┌──
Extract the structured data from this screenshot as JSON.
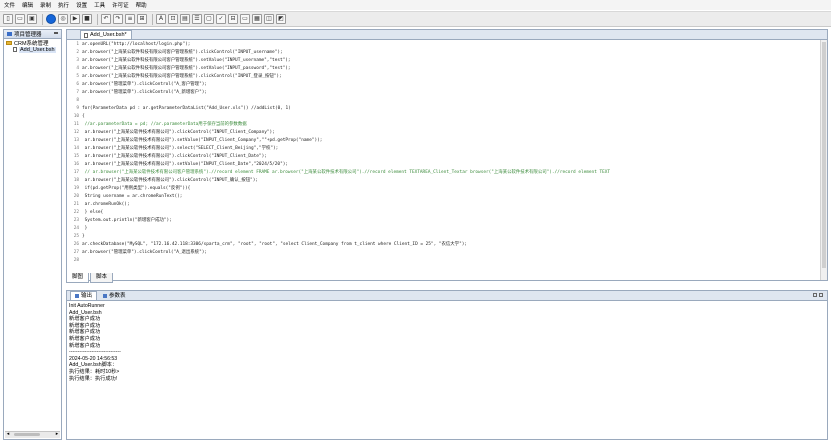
{
  "menu": [
    "文件",
    "编辑",
    "录制",
    "执行",
    "设置",
    "工具",
    "许可证",
    "帮助"
  ],
  "toolbar_icons": [
    "new-file-icon",
    "open-folder-icon",
    "save-icon",
    "record-icon",
    "stop-record-icon",
    "run-icon",
    "stop-icon",
    "undo-icon",
    "redo-icon",
    "align-icon",
    "tree-icon",
    "add-text-icon",
    "insert-icon",
    "table-icon",
    "list-icon",
    "comment-icon",
    "checkpoint-icon",
    "parameter-icon",
    "window-icon",
    "grid-icon",
    "browser-icon",
    "screenshot-icon"
  ],
  "project": {
    "tab_label": "项目管理器",
    "root": "CRM系统管理",
    "file": "Add_User.bsh"
  },
  "editor": {
    "tab_label": "Add_User.bsh*",
    "lines": [
      {
        "n": "1",
        "t": "ar.openURL(\"http://localhost/login.php\");"
      },
      {
        "n": "2",
        "t": "ar.browser(\"上海某公软件科技有限公司客户管理系统\").clickControl(\"INPUT_username\");"
      },
      {
        "n": "3",
        "t": "ar.browser(\"上海某公软件科技有限公司客户管理系统\").setValue(\"INPUT_username\",\"test\");"
      },
      {
        "n": "4",
        "t": "ar.browser(\"上海某公软件科技有限公司客户管理系统\").setValue(\"INPUT_password\",\"test\");"
      },
      {
        "n": "5",
        "t": "ar.browser(\"上海某公软件科技有限公司客户管理系统\").clickControl(\"INPUT_登录_按钮\");"
      },
      {
        "n": "6",
        "t": "ar.browser(\"管理菜单\").clickControl(\"A_客户管理\");"
      },
      {
        "n": "7",
        "t": "ar.browser(\"管理菜单\").clickControl(\"A_新增客户\");"
      },
      {
        "n": "8",
        "t": ""
      },
      {
        "n": "9",
        "t": "for(ParameterData pd : ar.getParameterDataList(\"Add_User.xls\")) //addList(0, 1)"
      },
      {
        "n": "10",
        "t": "{"
      },
      {
        "n": "11",
        "t": "    //ar.parameterData = pd; //ar.parameterData用于保存当前的参数数据"
      },
      {
        "n": "12",
        "t": "    ar.browser(\"上海某公软件技术有限公司\").clickControl(\"INPUT_Client_Company\");"
      },
      {
        "n": "13",
        "t": "    ar.browser(\"上海某公软件技术有限公司\").setValue(\"INPUT_Client_Company\",\"\"+pd.getProp(\"name\"));"
      },
      {
        "n": "14",
        "t": "    ar.browser(\"上海某公软件技术有限公司\").select(\"SELECT_Client_Beijing\",\"学校\");"
      },
      {
        "n": "15",
        "t": "    ar.browser(\"上海某公软件技术有限公司\").clickControl(\"INPUT_Client_Date\");"
      },
      {
        "n": "16",
        "t": "    ar.browser(\"上海某公软件技术有限公司\").setValue(\"INPUT_Client_Date\",\"2024/5/20\");"
      },
      {
        "n": "17",
        "t": "    // ar.browser(\"上海某公软件技术有限公司客户管理系统\").//record element FRAME ar.browser(\"上海某公软件技术有限公司\").//record element TEXTAREA_Client_Textar browser(\"上海某公软件技术有限公司\").//record element TEXT"
      },
      {
        "n": "18",
        "t": "    ar.browser(\"上海某公软件技术有限公司\").clickControl(\"INPUT_确认_按钮\");"
      },
      {
        "n": "19",
        "t": "    if(pd.getProp(\"用例类型\").equals(\"反例\")){"
      },
      {
        "n": "20",
        "t": "        String username = ar.chromeRunText();"
      },
      {
        "n": "21",
        "t": "        ar.chromeRunOk();"
      },
      {
        "n": "22",
        "t": "    } else{"
      },
      {
        "n": "23",
        "t": "        System.out.println(\"新增客户成功\");"
      },
      {
        "n": "24",
        "t": "    }"
      },
      {
        "n": "25",
        "t": "}"
      },
      {
        "n": "26",
        "t": "ar.checkDatabase(\"MySQL\", \"172.16.42.118:3306/sparta_crm\", \"root\", \"root\", \"select Client_Company from t_client where Client_ID = 25\", \"农信大学\");"
      },
      {
        "n": "27",
        "t": "ar.browser(\"管理菜单\").clickControl(\"A_退出系统\");"
      },
      {
        "n": "28",
        "t": ""
      }
    ]
  },
  "bottom_tabs": [
    "脚图",
    "脚本"
  ],
  "console": {
    "tabs": [
      "输出",
      "参数表"
    ],
    "lines": [
      "Init AutoRunner",
      "Add_User.bsh",
      "新增客户成功",
      "新增客户成功",
      "新增客户成功",
      "新增客户成功",
      "新增客户成功",
      "------------------------------",
      "2024-05-20 14:56:53",
      "Add_User.bsh脚本：",
      "执行结果：耗时10秒>",
      "执行结果：执行成功!"
    ]
  }
}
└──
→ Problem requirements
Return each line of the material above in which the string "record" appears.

→ Finished exercise
    "record-icon",
    "stop-record-icon",
        "t": "    // ar.browser(\"上海某公软件技术有限公司客户管理系统\").//record element FRAME ar.browser(\"上海某公软件技术有限公司\").//record element TEXTAREA_Client_Textar browser(\"上海某公软件技术有限公司\").//record element TEXT"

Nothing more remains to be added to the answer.